“Well rowed, bow!” roared the cox through his megaphone.

“Well rowed, bow!” roared the crowd on the banks. I could see ladies waving their handkerchiefs and children shouting on the house-tops. Faster and faster I rowed. The Oxford crew were biting their nails with vexation as they slipped further and further astern. The Oxford cox was cursing audibly. The Oxford stroke was pale with vexation. Faster and faster I rowed.

Suddenly the sky grew as black as pitch. “A storm, by Heaven!” shouted our cox through his megaphone. “Well rowed, bow!”

At that moment the black sky cracked open and a huge sheet of flame descended hissing upon the river. As soon as my dazed eyes could take in the spectacle I saw that the Oxford stroke had been struck by lightning and was gone. With magnificent sportsmanship our own stroke determined to equalise matters and leapt into the stream.

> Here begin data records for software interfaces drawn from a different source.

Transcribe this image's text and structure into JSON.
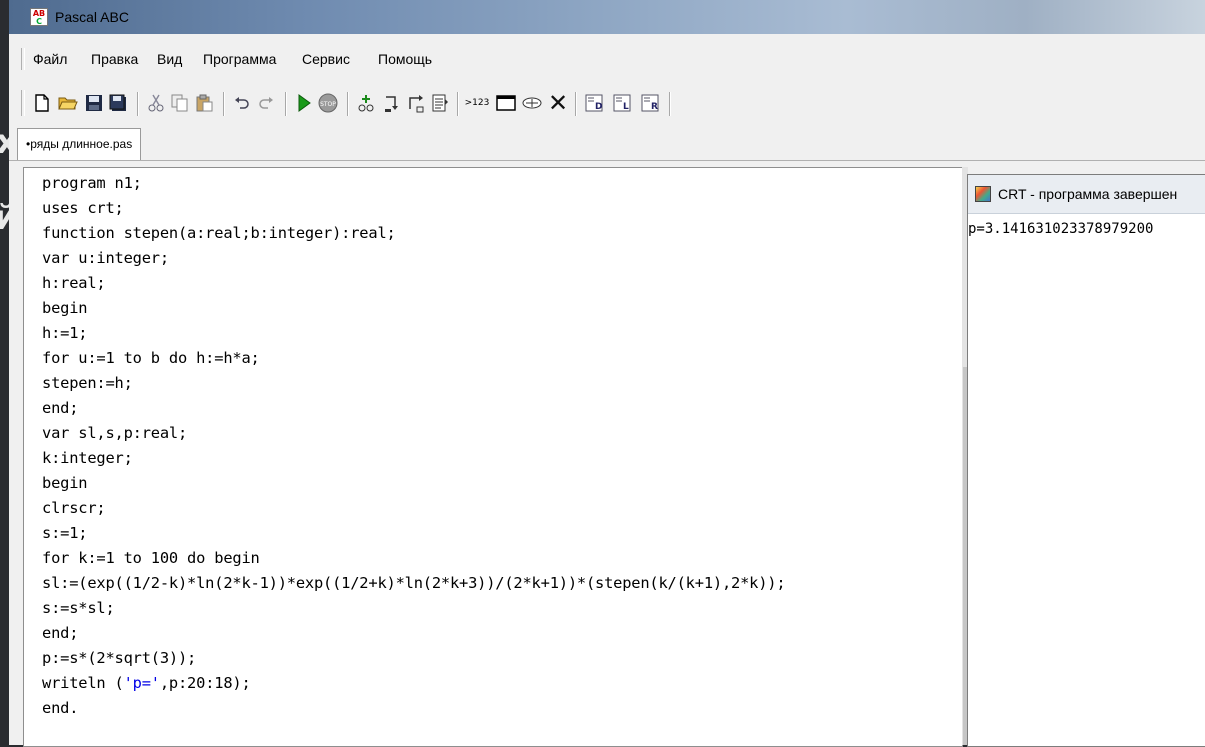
{
  "window": {
    "title": "Pascal ABC"
  },
  "menu": [
    "Файл",
    "Правка",
    "Вид",
    "Программа",
    "Сервис",
    "Помощь"
  ],
  "toolbar": {
    "buttons": [
      {
        "name": "new-file-icon",
        "glyph": "🗋"
      },
      {
        "name": "open-folder-icon",
        "glyph": "📂"
      },
      {
        "name": "save-icon",
        "glyph": "💾"
      },
      {
        "name": "save-all-icon",
        "glyph": "🗐"
      },
      {
        "name": "cut-icon",
        "glyph": "✂"
      },
      {
        "name": "copy-icon",
        "glyph": "⎘"
      },
      {
        "name": "paste-icon",
        "glyph": "📋"
      },
      {
        "name": "undo-icon",
        "glyph": "↶"
      },
      {
        "name": "redo-icon",
        "glyph": "↷"
      },
      {
        "name": "run-icon",
        "glyph": "▶"
      },
      {
        "name": "stop-icon",
        "glyph": "STOP"
      },
      {
        "name": "step-into-icon",
        "glyph": "⤵"
      },
      {
        "name": "step-over-icon",
        "glyph": "↷"
      },
      {
        "name": "step-out-icon",
        "glyph": "↱"
      },
      {
        "name": "watch-list-icon",
        "glyph": "▤"
      },
      {
        "name": "evaluate-icon",
        "glyph": ">123"
      },
      {
        "name": "output-window-icon",
        "glyph": "▭"
      },
      {
        "name": "debug-window-icon",
        "glyph": "⚲"
      },
      {
        "name": "close-icon",
        "glyph": "✕"
      },
      {
        "name": "tool-d-icon",
        "glyph": "D"
      },
      {
        "name": "tool-l-icon",
        "glyph": "L"
      },
      {
        "name": "tool-r-icon",
        "glyph": "R"
      }
    ],
    "colors": {
      "run": "#1a9a1a",
      "close": "#111111"
    }
  },
  "tab": {
    "label": "•ряды длинное.pas"
  },
  "code": [
    "program n1;",
    "uses crt;",
    "function stepen(a:real;b:integer):real;",
    "var u:integer;",
    "h:real;",
    "begin",
    "h:=1;",
    "for u:=1 to b do h:=h*a;",
    "stepen:=h;",
    "end;",
    "var sl,s,p:real;",
    "k:integer;",
    "begin",
    "clrscr;",
    "s:=1;",
    "for k:=1 to 100 do begin",
    "sl:=(exp((1/2-k)*ln(2*k-1))*exp((1/2+k)*ln(2*k+3))/(2*k+1))*(stepen(k/(k+1),2*k));",
    "s:=s*sl;",
    "end;",
    "p:=s*(2*sqrt(3));",
    "writeln ('p=',p:20:18);",
    "end."
  ],
  "crt": {
    "title": "CRT - программа завершен",
    "output": "p=3.141631023378979200"
  },
  "background_fragments": [
    "х",
    "й"
  ]
}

Faster and faster I rowed. Great angry billows rolled in upon our frail vessel as we shot through the gloomy arches of Hammersmith Bridge. Surely no boat could live in such a sea!

Ah! A huge green-backed monster descended upon our deck, carrying havoc as it came. Seven, six, and five were swept overboard into the boiling flood. Not to be outdone in generosity, the three corresponding Oxford oars dived overboard and swam for the bank.

Undermanned, waterlogged, and now at the mercy of wind and waves, we four survivors fought our way towards Barnes. Another flash of lightning carried off four and three in each boat. Faster and faster I rowed, and the stout ashen oar bent almost double in my hands, while the waves rose higher and higher. Suddenly there was a shriek from cox.

“The rudder is broken. I can steer no longer. I am only a burden to you. Farewell! Well rowed, bow!”

I saw him plunge into the torrent, and two turned for a moment to grasp my hand.

“Barnes Bridge,” I shouted, “we’ll conquer yet!”

Then, hurrah! the goal was close at hand, if I could only reach it.

There arose a great shout from the banks -- “Cambridge has won.”

“And in record time, too, by Gad!” I heard the umpire remark.

I looked at the clock on the chimney-piece, and it said half-past ten.

That was the only time I ever rowed in the University Boat Race.

ReferencesEdit

  1. ^ B.J. Angle, My Sporting Memories, p. 238.
  2. ^ R.H. Forster, “Notes on the Early History of Rowing,” The Eagle vol. 17, pp. 614-15 (1893).
Last modified on 27 July 2009, at 18:36